Perhaps even more memorable was the match between Flair and Shawn Michaels.  Going in, most fans realized that Flair would be losing this match, which in turn would trigger his retirement.  I can tell you from watching the show live with a mixed group of casual and regular wrestling fans, it didn't matter to anyone.  Two of the all-time greats told a story that could captivate fans on any level.  Although it didn't turn out to be Flair's final match altogether, it will ultimately be his final WWE match.

Aside from a hot opener billed as a "Belfast Brawl" between Fit Finlay and JBL, a then-WrestleMania traditional Money In The Bank match was another big highlight.  Looking back it's interesting to see what happened to the seven men involved.  The winner, CM Punk, and Chris Jericho have had many WWE highlights since, but MVP, Ken Kennedy, Carlito, Shelton Benjamin, and John Morrison all but fell into the same vacuum that other WWE mid-carders of the era did.  Sure, several have gone on to careers in TNA and Japan, but there is something about the mid-carders of the post-Attitude Era that leaves a fan wondering.  Many of them had so much talent, but they just never seemed to catch on.  Whether it was a residue effect of the aforementioned problem of no one single talent really setting the company on fire at the time or their own individual career moves and choices, we'll never really know.

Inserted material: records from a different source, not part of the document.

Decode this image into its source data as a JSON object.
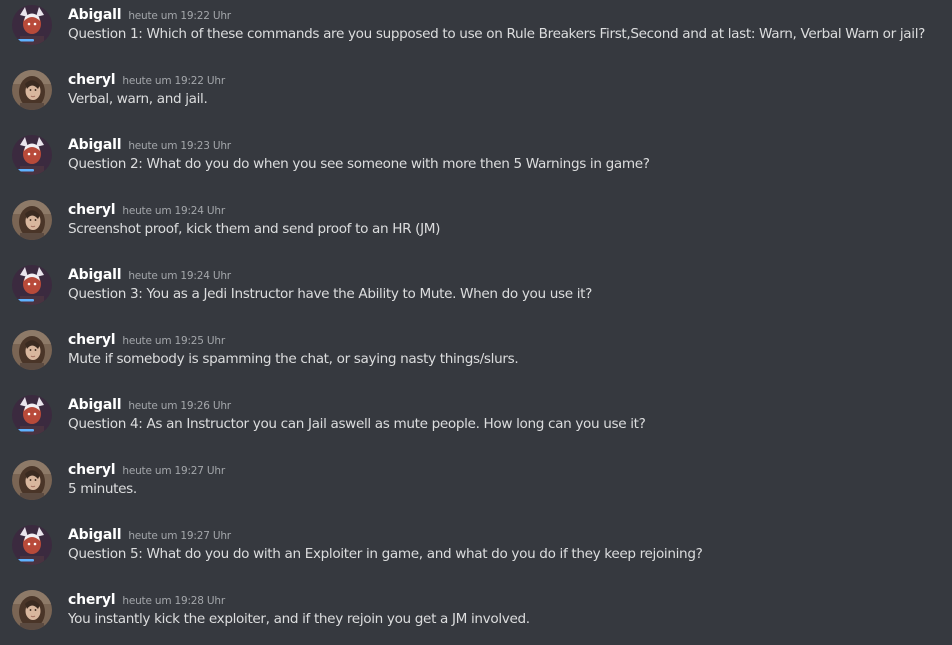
{
  "messages": [
    {
      "author": "Abigall",
      "avatar": "abigall-avatar",
      "timestamp": "heute um 19:22 Uhr",
      "text": "Question 1: Which of these commands are you supposed to use on Rule Breakers First,Second and at last: Warn, Verbal Warn or jail?"
    },
    {
      "author": "cheryl",
      "avatar": "cheryl-avatar",
      "timestamp": "heute um 19:22 Uhr",
      "text": "Verbal, warn, and jail."
    },
    {
      "author": "Abigall",
      "avatar": "abigall-avatar",
      "timestamp": "heute um 19:23 Uhr",
      "text": "Question 2: What do you do when you see someone with more then 5 Warnings in game?"
    },
    {
      "author": "cheryl",
      "avatar": "cheryl-avatar",
      "timestamp": "heute um 19:24 Uhr",
      "text": "Screenshot proof, kick them and send proof to an HR (JM)"
    },
    {
      "author": "Abigall",
      "avatar": "abigall-avatar",
      "timestamp": "heute um 19:24 Uhr",
      "text": "Question 3: You as a Jedi Instructor have the Ability to Mute. When do you use it?"
    },
    {
      "author": "cheryl",
      "avatar": "cheryl-avatar",
      "timestamp": "heute um 19:25 Uhr",
      "text": "Mute if somebody is spamming the chat, or saying nasty things/slurs."
    },
    {
      "author": "Abigall",
      "avatar": "abigall-avatar",
      "timestamp": "heute um 19:26 Uhr",
      "text": "Question 4: As an Instructor you can Jail aswell as mute people. How long can you use it?"
    },
    {
      "author": "cheryl",
      "avatar": "cheryl-avatar",
      "timestamp": "heute um 19:27 Uhr",
      "text": "5 minutes."
    },
    {
      "author": "Abigall",
      "avatar": "abigall-avatar",
      "timestamp": "heute um 19:27 Uhr",
      "text": "Question 5: What do you do with an Exploiter in game, and what do you do if they keep rejoining?"
    },
    {
      "author": "cheryl",
      "avatar": "cheryl-avatar",
      "timestamp": "heute um 19:28 Uhr",
      "text": "You instantly kick the exploiter, and if they rejoin you get a JM involved."
    }
  ]
}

This WrestleMania program is unlike many of the others in that it includes a poster highlighting the Show-Mayweather match as well as the two title matches.  This "bonus" is reminiscent of an old style wrestling event poster and helps give the title matches a bit more "oomph," although it is telling that the boxer vs wrestler match overshadows everything else.  The inclusion of a poster is very hit or miss with pay-per-view programs (several in the '94-'95 era had them as does Survivor Series 2011), so it's always a nice little extra.

In the back, we get one-page WrestleMania "capsules" profiling the previous twenty-three events.  These were a staple for several years of the large Mania programs, with one added each year.  One huge mistake somehow went unnoticed for several years with the WrestleMania III page listing and showing WrestleMania 2 celebrities Rick Schroeder, Zsa Zsa Gabor, and Elvira.  A small oversight to some, but after appearing a few years in a row, it started to become the first thing that I would turn to find.

Mania programs rarely disappoint, even if the corresponding show does.  With XXIV we had a winning show and a nice program to boot that, while not the rarest, isn't the easiest to find in the collection.  Of any niche wrestling collectors that I hear from the most, it's definitely WrestleMania program collectors.  After all, "The Greatest Sports Entertainment Extravaganza of All-Time" should have the greatest memorabilia of all-time.  What will the thirtieth edition bring us?  Time will tell.  "Laissez les bon temps rouler" may be this years tagline, but I think that the thousands of fans in the Superdome will more likely be chanting, "Sainte merde!"